£69,924 over two years to Dr Renate Kain (Pathology, Aberdeen University) for the identification of gp130 - a novel target of autoimmune attack in glomerulonephritis.
In focal necrotising glomerulonephritis the healthy cells of the kidney are attacked by antibodies made by the body's immune system. These antibodies have been shown to recognise a molecule called gp130, found in the kidney small blood vessels.
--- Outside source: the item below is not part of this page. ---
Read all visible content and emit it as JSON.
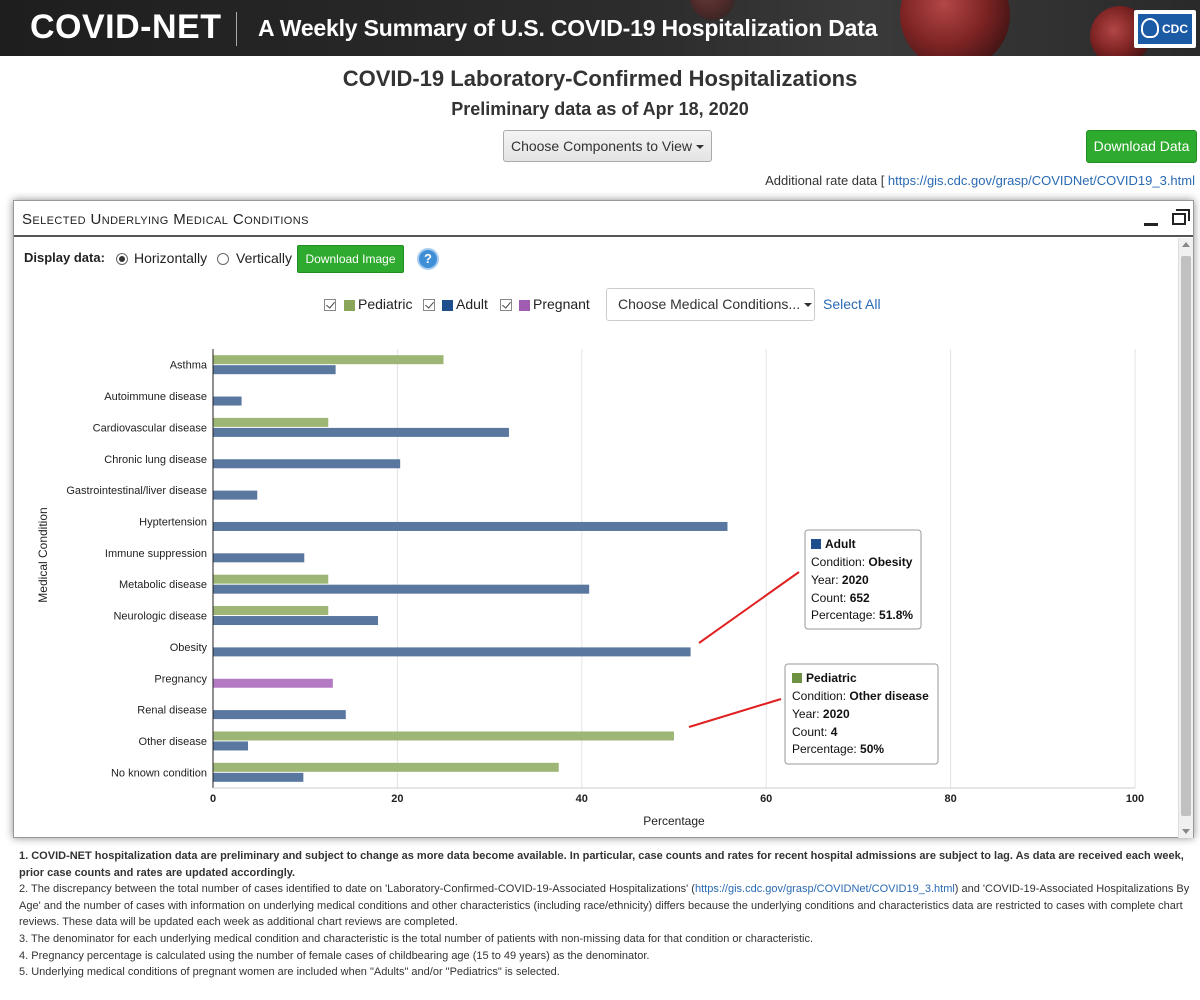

The aim therefore of the research is to study gp130 and formulate a test for it.

£69,726 over two years to Dr Lars P. Erwig (Medicine & Therapeutics, Aberdeen University) for an investigation of macrophage programming in inflammation.

£13,807 to Dr Meilien Ho, Professor Jill F. Belch & Dr Margaret McLaren (Medicine, Dundee University) and Professor George Nuki (Medicine, Western General Hosptial, Edinburgh) for a pilot study lasting three months to investigate oxidised low density lipoprotein and homocysteinaemia sclerosis.
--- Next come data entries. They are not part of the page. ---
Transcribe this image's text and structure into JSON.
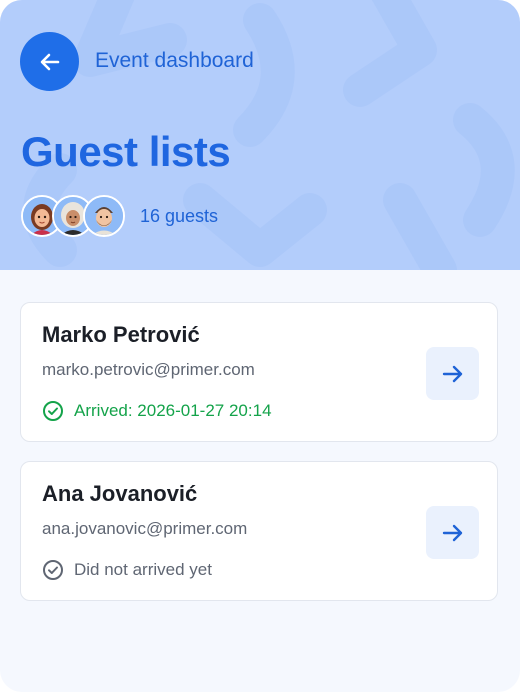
{
  "header": {
    "back_label": "Event dashboard",
    "title": "Guest lists",
    "guest_count_label": "16 guests",
    "avatars": [
      "woman-avatar",
      "woman-with-headscarf-avatar",
      "man-avatar"
    ]
  },
  "guests": [
    {
      "name": "Marko Petrović",
      "email": "marko.petrovic@primer.com",
      "status": "Arrived: 2026-01-27 20:14",
      "arrived": true
    },
    {
      "name": "Ana Jovanović",
      "email": "ana.jovanovic@primer.com",
      "status": "Did not arrived yet",
      "arrived": false
    }
  ],
  "colors": {
    "header_bg": "#b3cdfb",
    "accent": "#1f6ee8",
    "arrived": "#14a34a",
    "muted": "#5f6673"
  }
}
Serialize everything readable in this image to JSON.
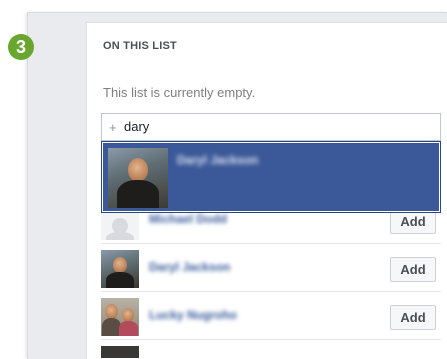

£69,369 over two years to Dr Ian Dransfield (Rayne Laboratories, Edinburgh University) and Professor Christopher Haslett (Respiratory Medicine Unit, Edinburgh Royal Infirmary) to investigate the regulation of neutrophil function by soluble E selectin in inflammatory cells and lung injury.

£49,474 to Dr Peter T. Reid, Professor Christopher Haslett & Dr Jean-Michel Sallenave (Respiratory Medicine Unit, Rayne Laboratories, Edinburgh University) for a one-year study of inflammatory lung disease and the regulation of secretion of the low molecular weight antiproteinase elafin.

£69,954 to Professor Foo Y. Liew (Immunology, Glasgow University) for a two-year project involving the cloning of molecules on T cells inducible by IL-15 but not by IL-2 in rheumatoid arthritis using differential display and suprression subtractive hybridisation.

£39,824 to Dr Seamas Donnelly (Rayne Laboratory, Edinburgh University) & Professor Christopher Haslett (Respiratory Medicine, Edinburgh Royal Infirmary) for a one-year study of macrophage migration inhibotory factor (MIF) and inflammatory lung disease.

£31,967 to Dr Margaret M. Harnett (Immunology, Glasgow University) and Professor Roger D. Sturrock (Centre for Rheumatic Diseases, Glasgow Royal Infirmary) to investigate whether lesions in phospholipase A2 signalling in FAS and TNF-mediated T-cell apoptosis break periperal tolerance, inducing autoimmune disease such as rheumatoid arthritis.

£68,332 to ProfessorWilliam J. Harris (Molecular & Cell Biology, Aberdeen University) for a study involving the identification of the repertoire of autoantigens recognised by B and T cells from patients with multiple sclerosis.

£56,805 over two years to Professor Alex Elliott & Mr Keith McKellar (Clinical Physics, Glasgow University), Professor James McKillop (Medicine), Dr Brian Neilly (Nuclear Medicine) and Dr Curtis Gemmell (Biochemistry, Glasgow Royal Infirmary) for a study involving novel radiopharmaceutical approaches to inflammation imaging.

£15,320 for one year to Drs Jill J.F. Belch & F. Khan (Medicine, Dundee University) and Dr Margaret McLaren & Sister Roberta Littleford (Vascular Medicine, Ninewells Hospital & Medical School, Dundee) for a study of fibrinolysis and endothalial cell function in patients with Raynaud's Phenomenon.

£73,000 over two years to Dr David I. Stott (Bacteriology & Immunology, Glasgow University) for a study of the genetic origins and control of expression of autoaggressive B-cell clones in systemic lupus erythematosus.

£54,014 over two years to Dr Donald M. Salter (Pathology, Edinburgh University) to investigate the potential of tenascin as a serological marker of arthritis and to assess its role in articular cartilage degeneration and repair.